Nothing gives your fundraising a boost like a great matching or challenge gift to inspire donors. As fundraising consultants, Kennari regularly suggests adding a match or challenge to clients’ fundraising design and the reason is simple: everyone wins!

The lead donor issuing the challenge or match enjoys making a meaningful investment in the organization’s future. They love to have others join them in supporting an organization that’s important to them. And, saavy donors know that the more broad an organization’s donor base is, the more sustainable it is in the long term.

The participating donors who respond to the challenge or match enjoy seeing their dollars go farther. Having their gift doubled or tripled, or seeing their favorite organization receive a large grant when they meet their goal, really makes them feel like a game-changer.

Of course, the organization enjoys meeting their fundraising goals. In addition to financial success, they likely have deepened the lead donor’s relationship with the organization, attracted donors they might not have gotten before, and likely met their goal in a quicker timeframe than they would have otherwise.

Whether a matching gift (where a lead donor doubles or triples gifts to a certain campaign) or a challenge (where a lead donor only makes their gift when a target goal has been met), there are a few key things to consider as you design your matching or challenge gift strategy:

1) Determine what you are trying to accomplish before you solicit your lead donor. Whether you are trying to finish a capital campaign, energize a particular segment of donors, or simply grow your donor base, it’s important to communicate your plan and the outcomes you hope to achieve so your lead donor understands what’s going to be accomplished.

2) Clearly define the parameters of the match or challenge. It’s important that the challenge or match is easy to communicate in both print and digital media as well as by word of mouth through your board, staff, and other volunteers. Having complicated criteria can be too difficult to communicate, and too difficult to track and report as well.

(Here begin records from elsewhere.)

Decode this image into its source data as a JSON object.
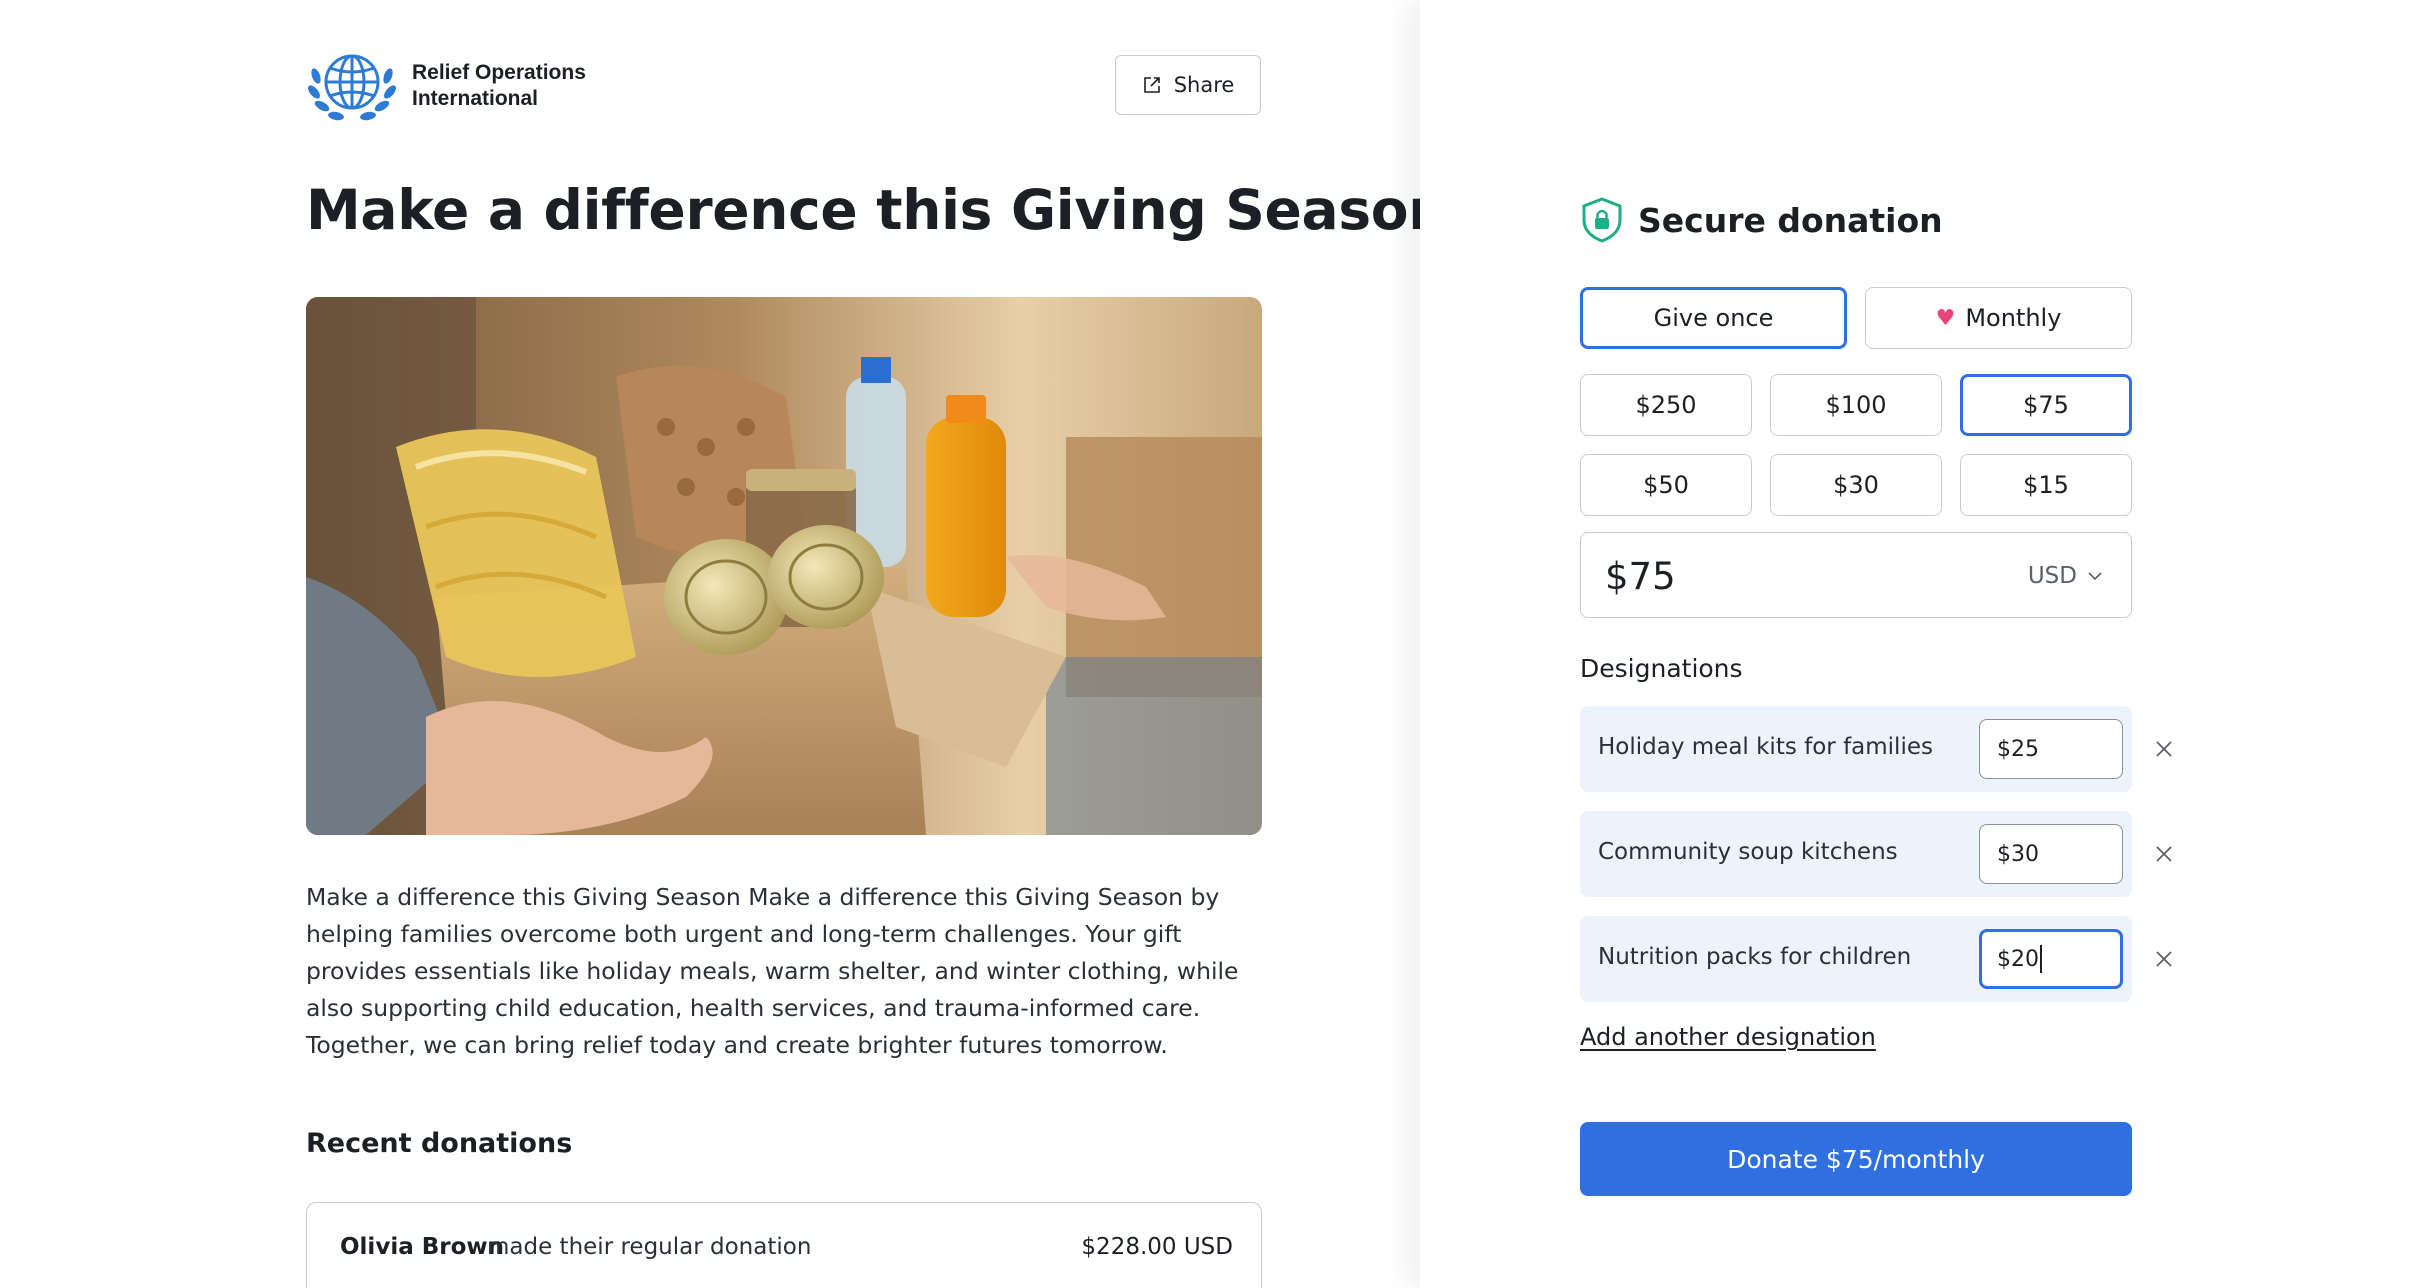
{
  "org": {
    "name_line1": "Relief Operations",
    "name_line2": "International",
    "logo_icon": "globe-laurel-icon"
  },
  "header": {
    "share_label": "Share",
    "share_icon": "share-icon"
  },
  "campaign": {
    "title": "Make a difference this Giving Season",
    "hero_image": "food-donation-box-photo",
    "description": "Make a difference this Giving Season Make a difference this Giving Season by helping families overcome both urgent and long-term challenges. Your gift provides essentials like holiday meals, warm shelter, and winter clothing, while also supporting child education, health services, and trauma-informed care. Together, we can bring relief today and create brighter futures tomorrow."
  },
  "recent": {
    "title": "Recent donations",
    "items": [
      {
        "name": "Olivia Brown",
        "action": "made their regular donation",
        "amount": "$228.00 USD"
      }
    ]
  },
  "donation": {
    "title": "Secure donation",
    "secure_icon": "shield-lock-icon",
    "frequency": {
      "once_label": "Give once",
      "monthly_label": "Monthly",
      "monthly_icon": "heart-icon",
      "selected": "once"
    },
    "amounts": [
      "$250",
      "$100",
      "$75",
      "$50",
      "$30",
      "$15"
    ],
    "selected_amount": "$75",
    "amount_value": "$75",
    "currency": "USD",
    "designations_label": "Designations",
    "designations": [
      {
        "name": "Holiday meal kits for families",
        "value": "$25"
      },
      {
        "name": "Community soup kitchens",
        "value": "$30"
      },
      {
        "name": "Nutrition packs for children",
        "value": "$20"
      }
    ],
    "add_designation_label": "Add another designation",
    "donate_label": "Donate $75/monthly"
  },
  "colors": {
    "accent": "#2f6fe0",
    "heart": "#e8457a",
    "secure_green": "#1fae86",
    "designation_bg": "#edf3fc",
    "logo_blue": "#2e7bd6"
  }
}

3) Set a timeline and stick to it. Of course you want to set yourself up for success, but one of the best things about a match or challenge is that it naturally lends itself to a particular timeframe, which then creates a sense of urgency for the donor. And, no matching lead donor wants to see it go on forever!

4) Develop a robust communication strategy. It is important that you have a specific plan for getting the word out about your match or challenge. If it is for a capital campaign, use your campaign cabinet to reach out to the prospects they have been cultivating. If you are matching gifts to appeals during a certain timeframe, identify exactly how many messages you’ll send and how often. If the timeline is long enough, using phases of communication plans that share progress dates can also be a really great way to keep those gifts coming.

5) Report, Report, Report. You especially need to report to your lead donor, but your participating donors want to know if you were successful also. And even falling short of a match goal can be ok if you’re able to share some point of success. Reporting how many new donors you had, or what you were able to do with the dollars raised can both be great ways to celebrate.

When done well, matching gifts can ignite your fundraising and elevate your message to a broad audience. It also can bring a sense of community to your donor base, including your lead donor, and provide the energy and dollars needed to move your mission forward.